**HOW TO COMPLETE THIS TASK:** Retyping the entire listing exactly is the task.
=======
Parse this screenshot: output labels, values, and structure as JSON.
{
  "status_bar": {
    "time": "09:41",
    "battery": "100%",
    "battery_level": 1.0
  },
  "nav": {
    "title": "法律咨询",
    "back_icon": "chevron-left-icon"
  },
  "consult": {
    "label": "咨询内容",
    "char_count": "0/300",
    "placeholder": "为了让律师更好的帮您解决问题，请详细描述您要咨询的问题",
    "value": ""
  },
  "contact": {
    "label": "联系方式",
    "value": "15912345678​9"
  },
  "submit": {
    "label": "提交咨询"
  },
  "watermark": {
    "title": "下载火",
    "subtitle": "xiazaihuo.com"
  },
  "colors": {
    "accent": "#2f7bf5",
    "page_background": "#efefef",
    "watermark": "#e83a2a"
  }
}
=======
**ANSWER BOX:**
Parse this screenshot: output labels, values, and structure as JSON.
{
  "status_bar": {
    "time": "09:41",
    "battery": "100%",
    "battery_level": 1.0
  },
  "nav": {
    "title": "法律咨询",
    "back_icon": "chevron-left-icon"
  },
  "consult": {
    "label": "咨询内容",
    "char_count": "0/300",
    "placeholder": "为了让律师更好的帮您解决问题，请详细描述您要咨询的问题",
    "value": ""
  },
  "contact": {
    "label": "联系方式",
    "value": "15912345678​9"
  },
  "submit": {
    "label": "提交咨询"
  },
  "watermark": {
    "title": "下载火",
    "subtitle": "xiazaihuo.com"
  },
  "colors": {
    "accent": "#2f7bf5",
    "page_background": "#efefef",
    "watermark": "#e83a2a"
  }
}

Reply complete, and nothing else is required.